YOU ARE HERE: LAT HomeCollections


Knoll's Black Forest Inn: Traditional, Modern

May 15, 1987|ROBIN GREEN

"Is good, the goose?" asked the waiter at Knoll's Black Forest Inn.

The answer was jawohl, it was very good, thanks, and so was the duck, the veal, the venison, the Spatzle, the red cabbage, the beer, the service--and everything else at the 25-year-old German restaurant.

Your basic oom-pah-pah, homespun kill-'em-with-heaping-plates-of-heavy-food-and-cheerful-accordion-music German restaurant this is not. Also, hip it is not. Rather, it furnishes nicely prepared and presented traditional German food in the well-heeled comfort of a country club that caters to an older crowd: paneled "library" dining room, an intentionally bright, airy "Florida" room full of rattan furniture, pastel banquettes and hanging philodendron so well tended and polished they look fake. Outside, there's a lovely patio, leafy, private.

So what if the waiters and waitresses and hostess wear costumes that make them look like escapees from the set of "The Sound of Music"? When somebody's serving you decent food, you lose your sense of irony.

Grappling with the restaurant's menu is as much work as deciphering those endless German philosophy texts of college years. There's the regular menu of appetizers, salads and entrees-- Wiener schnitzel, Rinderroulad, Sauerbraten, Bratwurst, and so on, then a Xeroxed menu of specials that are varieties on those themes-- Schnitzel a la Holstein, for instance, which is interpreted here as veal cutlet with fried egg, anchovies, capers, caviar and lox.

Then there's another menu offering "modern German cuisine," newly invented lighter dishes meant to dispel the heavy image of German food, each offering menus told first in German (on the nouvelle, or, I should say, neue menu, for example, Seezungefilet in der Krauterkruste auf Ratatouille), then translated (filet of sole in fresh herbs on ratatouille), Lammfilet mit Champignonomus auf Krautersauce Wirsingroulade mit Tomaten gefuellt (tenderloin of lamb with pureed champignons, savoy cabbage stuffed with cherry tomatoes), and so on. Then there are the specials the waiter announces.

After the Angst of decision-making, the food arrives, worth the Sturm und Drang. My chronically prudent dinner guest tried a neue dish--veal medallions with peaches and brandy, accompanied by the all-too-familiar sight of fanned-out midget veggies. It was a nice, light, well-executed dish, but give me the juicy, dark meat and rich, crisp skin of a duckling any day. Knoll's was a wonderful specimen, generous, meaty, tender, needing no yucky sweet sauce to bring it out, just a simple slice of baked apple on which sat a dollop of intense lingonberry jam. Give me also the Spatzle, which was as light as, well, good Spatzle, and their sweet/sour, buttery/applesaucy red cabbage.
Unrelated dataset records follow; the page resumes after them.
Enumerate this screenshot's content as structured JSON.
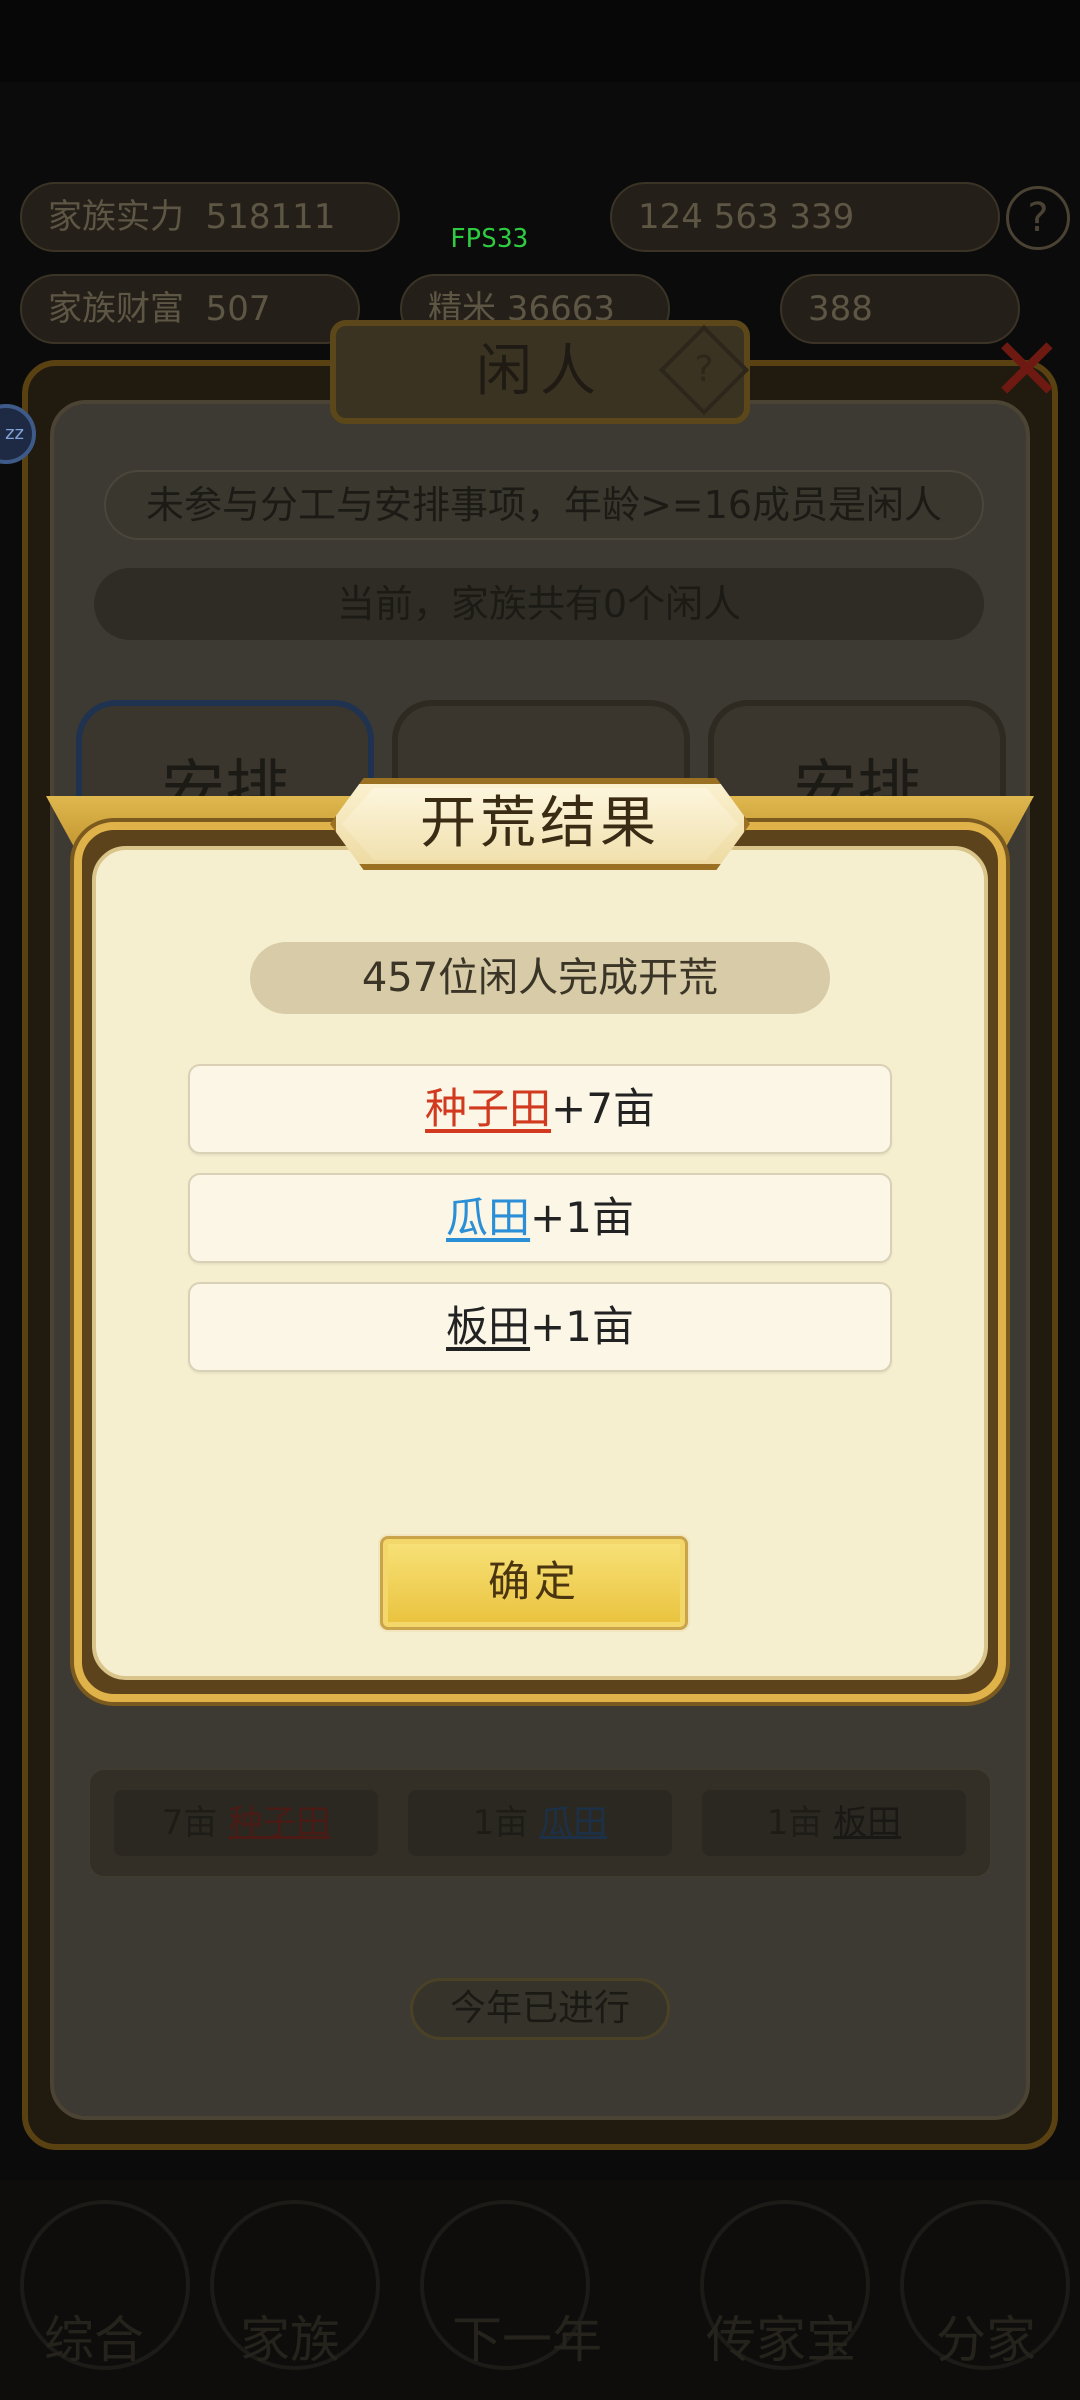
{
  "fps": "FPS33",
  "background": {
    "hud": {
      "row1_left_label": "家族实力",
      "row1_left_value": "518111",
      "row1_right_values": "124  563  339",
      "row2_left_label": "家族财富",
      "row2_left_value": "507",
      "row2_mid": "精米 36663",
      "row2_right_value": "388"
    },
    "panel_title": "闲人",
    "help_icon": "?",
    "rule_text": "未参与分工与安排事项，年龄>=16成员是闲人",
    "count_text": "当前，家族共有0个闲人",
    "slot_label": "安排",
    "tallies": [
      {
        "amount": "7亩 ",
        "field": "种子田",
        "color": "red"
      },
      {
        "amount": "1亩 ",
        "field": "瓜田",
        "color": "blue"
      },
      {
        "amount": "1亩 ",
        "field": "板田",
        "color": "black"
      }
    ],
    "year_status": "今年已进行",
    "nav": [
      "综合",
      "家族",
      "下一年",
      "传家宝",
      "分家"
    ]
  },
  "dialog": {
    "title": "开荒结果",
    "summary": "457位闲人完成开荒",
    "results": [
      {
        "field": "种子田",
        "gain": "+7亩",
        "color": "#d23a1f"
      },
      {
        "field": "瓜田",
        "gain": "+1亩",
        "color": "#2a8fd6"
      },
      {
        "field": "板田",
        "gain": "+1亩",
        "color": "#222222"
      }
    ],
    "confirm_label": "确定"
  }
}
Dinners come with soup or salad, both perfectly all right--but it would be a shame to miss trying the appetizers because of them. The pickled herring was the best anywhere. Instead of the bite-sized chunks endemic to the supermarket bottled variety and most restaurants, here were two big, cross-cut chunks of the whole fish, marinated into oniony softness.

Bread came in the form of soft pretzels, not as tasty as they might have been, but nice if for no other reason than that they reflected interest and care in the kitchen. Then, of course, beer, in strange and wonderful variety, served in tall, tall glasses, each with a shape peculiar to the variety and brand of beer it contained. Still later, there was German chocolate cake, natch, and strudel, accompanied by good, strong coffee (espresso and cappuccino also available).

To the restaurant's credit, we sat and ate and talked for hours.

Knoll's Black Forest Inn, 2454 Wilshire Blvd., Santa Monica, (213) 395-2212. Open for lunch Tuesday-Friday, dinner Tuesday-Sunday. Full bar. Valet parking. All major credit cards accepted. Dinner for two, food only, $50-$70.

Los Angeles Times Articles